-- Task material --
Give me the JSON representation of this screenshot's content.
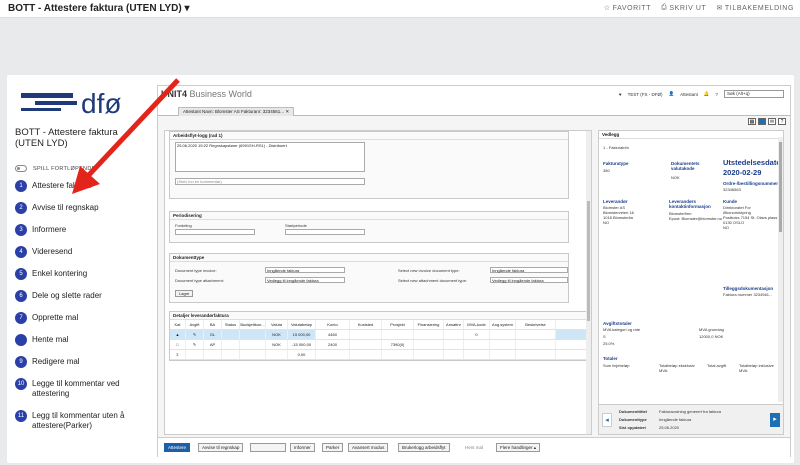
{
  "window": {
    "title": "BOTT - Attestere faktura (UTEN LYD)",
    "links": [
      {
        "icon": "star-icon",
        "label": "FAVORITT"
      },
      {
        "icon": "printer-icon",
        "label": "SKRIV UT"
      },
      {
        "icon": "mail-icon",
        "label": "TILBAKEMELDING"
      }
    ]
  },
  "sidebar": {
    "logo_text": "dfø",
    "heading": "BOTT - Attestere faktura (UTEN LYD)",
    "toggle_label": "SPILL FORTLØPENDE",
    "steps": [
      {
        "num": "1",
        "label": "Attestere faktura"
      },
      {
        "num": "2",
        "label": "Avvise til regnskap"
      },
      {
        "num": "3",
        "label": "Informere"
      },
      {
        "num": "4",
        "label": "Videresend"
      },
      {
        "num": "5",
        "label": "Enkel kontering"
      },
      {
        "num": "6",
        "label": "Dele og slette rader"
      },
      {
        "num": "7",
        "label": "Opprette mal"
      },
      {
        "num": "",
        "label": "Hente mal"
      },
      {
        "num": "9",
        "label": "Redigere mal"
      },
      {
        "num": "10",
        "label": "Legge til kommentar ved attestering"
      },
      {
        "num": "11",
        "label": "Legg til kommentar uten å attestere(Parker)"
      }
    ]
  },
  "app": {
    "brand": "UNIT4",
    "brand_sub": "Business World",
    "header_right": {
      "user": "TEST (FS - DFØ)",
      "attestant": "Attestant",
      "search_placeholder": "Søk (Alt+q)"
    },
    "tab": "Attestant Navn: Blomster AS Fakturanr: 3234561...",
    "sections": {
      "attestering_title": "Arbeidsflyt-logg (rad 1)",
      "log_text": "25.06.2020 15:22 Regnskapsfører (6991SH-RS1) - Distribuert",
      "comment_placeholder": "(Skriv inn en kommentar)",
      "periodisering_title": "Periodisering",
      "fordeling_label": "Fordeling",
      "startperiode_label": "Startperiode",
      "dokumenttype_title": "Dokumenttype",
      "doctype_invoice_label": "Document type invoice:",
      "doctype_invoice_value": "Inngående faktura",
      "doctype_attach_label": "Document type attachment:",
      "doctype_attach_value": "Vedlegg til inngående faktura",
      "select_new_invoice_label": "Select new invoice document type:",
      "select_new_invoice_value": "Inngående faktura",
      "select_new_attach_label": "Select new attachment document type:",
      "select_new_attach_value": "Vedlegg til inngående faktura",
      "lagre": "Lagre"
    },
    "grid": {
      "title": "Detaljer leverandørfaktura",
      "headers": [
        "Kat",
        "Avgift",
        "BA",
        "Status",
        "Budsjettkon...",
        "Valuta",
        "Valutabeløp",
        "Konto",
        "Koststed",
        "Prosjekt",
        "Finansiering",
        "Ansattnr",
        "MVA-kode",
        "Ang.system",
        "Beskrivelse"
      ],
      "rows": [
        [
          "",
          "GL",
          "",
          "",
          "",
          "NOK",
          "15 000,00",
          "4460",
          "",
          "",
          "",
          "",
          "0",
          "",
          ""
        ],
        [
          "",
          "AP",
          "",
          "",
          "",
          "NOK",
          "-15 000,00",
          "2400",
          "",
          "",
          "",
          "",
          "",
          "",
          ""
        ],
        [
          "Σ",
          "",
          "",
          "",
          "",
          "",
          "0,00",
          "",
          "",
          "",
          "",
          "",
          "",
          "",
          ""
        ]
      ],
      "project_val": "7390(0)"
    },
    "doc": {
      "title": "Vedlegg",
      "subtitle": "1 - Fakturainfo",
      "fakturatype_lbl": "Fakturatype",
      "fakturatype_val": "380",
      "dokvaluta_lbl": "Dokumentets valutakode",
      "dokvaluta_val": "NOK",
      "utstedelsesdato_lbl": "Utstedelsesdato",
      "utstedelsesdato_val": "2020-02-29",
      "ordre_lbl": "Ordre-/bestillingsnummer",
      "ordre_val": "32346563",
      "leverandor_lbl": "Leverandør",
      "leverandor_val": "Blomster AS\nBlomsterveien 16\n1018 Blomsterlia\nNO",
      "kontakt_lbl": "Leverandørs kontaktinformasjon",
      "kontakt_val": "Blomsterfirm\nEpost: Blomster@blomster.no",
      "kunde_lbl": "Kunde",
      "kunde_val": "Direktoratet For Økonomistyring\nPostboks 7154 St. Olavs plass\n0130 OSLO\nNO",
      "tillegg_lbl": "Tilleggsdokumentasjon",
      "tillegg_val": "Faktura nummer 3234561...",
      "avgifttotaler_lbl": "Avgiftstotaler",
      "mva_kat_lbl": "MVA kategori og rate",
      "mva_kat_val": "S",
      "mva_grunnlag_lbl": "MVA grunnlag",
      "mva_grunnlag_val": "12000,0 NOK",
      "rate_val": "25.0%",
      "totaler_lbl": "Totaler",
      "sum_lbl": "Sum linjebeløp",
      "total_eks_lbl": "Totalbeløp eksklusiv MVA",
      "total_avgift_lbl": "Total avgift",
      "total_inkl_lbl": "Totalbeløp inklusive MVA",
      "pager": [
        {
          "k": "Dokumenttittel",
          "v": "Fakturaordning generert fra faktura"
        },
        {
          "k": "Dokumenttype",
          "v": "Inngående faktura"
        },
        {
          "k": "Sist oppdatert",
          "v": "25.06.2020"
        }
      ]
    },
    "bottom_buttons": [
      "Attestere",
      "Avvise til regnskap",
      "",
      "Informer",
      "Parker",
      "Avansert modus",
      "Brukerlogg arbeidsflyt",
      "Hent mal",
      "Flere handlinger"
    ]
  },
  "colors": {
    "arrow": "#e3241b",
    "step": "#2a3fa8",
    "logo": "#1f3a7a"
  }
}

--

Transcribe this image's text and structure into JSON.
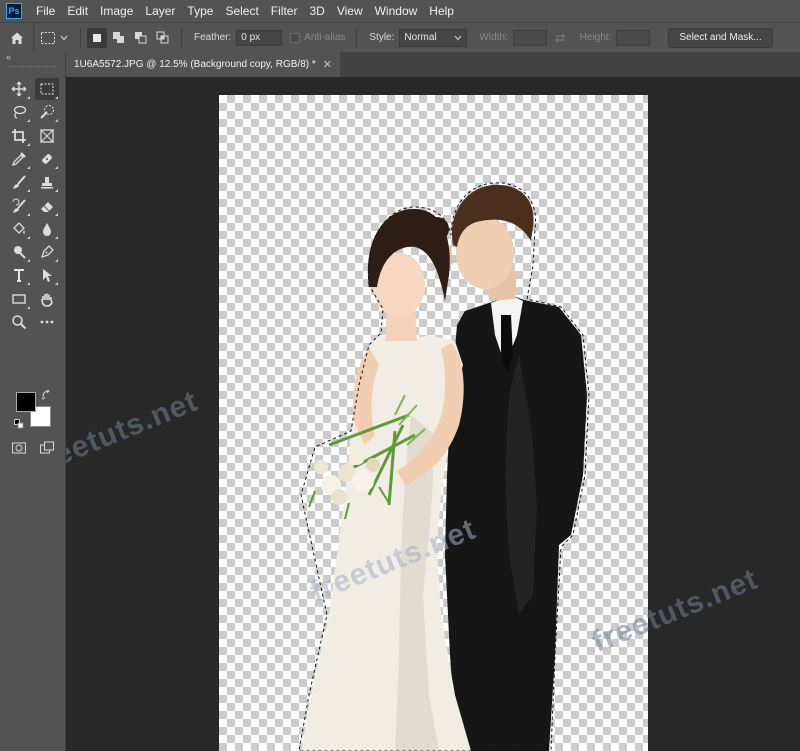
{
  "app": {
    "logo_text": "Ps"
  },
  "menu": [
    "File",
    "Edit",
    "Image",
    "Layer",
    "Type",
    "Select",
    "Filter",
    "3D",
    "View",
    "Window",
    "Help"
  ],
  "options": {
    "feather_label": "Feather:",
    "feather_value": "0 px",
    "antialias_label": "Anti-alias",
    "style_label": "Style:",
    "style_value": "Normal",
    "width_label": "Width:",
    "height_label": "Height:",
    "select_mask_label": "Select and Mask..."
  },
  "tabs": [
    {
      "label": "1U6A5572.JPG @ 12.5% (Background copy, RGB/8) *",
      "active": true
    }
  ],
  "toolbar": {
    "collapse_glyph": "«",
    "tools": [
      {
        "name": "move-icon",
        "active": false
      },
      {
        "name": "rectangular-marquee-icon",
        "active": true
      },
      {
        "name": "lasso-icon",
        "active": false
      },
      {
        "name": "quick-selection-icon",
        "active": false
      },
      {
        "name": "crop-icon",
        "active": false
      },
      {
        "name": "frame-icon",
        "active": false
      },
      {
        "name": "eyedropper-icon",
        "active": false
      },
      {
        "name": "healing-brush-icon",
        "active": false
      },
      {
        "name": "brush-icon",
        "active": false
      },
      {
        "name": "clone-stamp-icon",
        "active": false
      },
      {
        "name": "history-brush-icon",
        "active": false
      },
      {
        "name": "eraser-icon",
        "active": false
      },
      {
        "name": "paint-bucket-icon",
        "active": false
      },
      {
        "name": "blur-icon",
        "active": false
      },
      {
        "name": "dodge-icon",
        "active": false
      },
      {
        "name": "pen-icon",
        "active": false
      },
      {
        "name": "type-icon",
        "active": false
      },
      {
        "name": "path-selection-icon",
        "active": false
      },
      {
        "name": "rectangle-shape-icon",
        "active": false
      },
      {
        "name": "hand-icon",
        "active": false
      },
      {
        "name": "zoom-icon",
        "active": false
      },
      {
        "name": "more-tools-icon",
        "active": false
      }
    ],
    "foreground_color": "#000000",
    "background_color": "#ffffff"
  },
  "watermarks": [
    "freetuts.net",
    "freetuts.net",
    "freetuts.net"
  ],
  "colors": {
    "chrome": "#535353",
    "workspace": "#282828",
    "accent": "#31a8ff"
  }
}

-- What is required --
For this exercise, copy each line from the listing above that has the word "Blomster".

-- Exercise output --
    "tab": "Attestant Navn: Blomster AS Fakturanr: 3234561...",
      "leverandor_val": "Blomster AS\nBlomsterveien 16\n1018 Blomsterlia\nNO",
      "kontakt_val": "Blomsterfirm\nEpost: Blomster@blomster.no",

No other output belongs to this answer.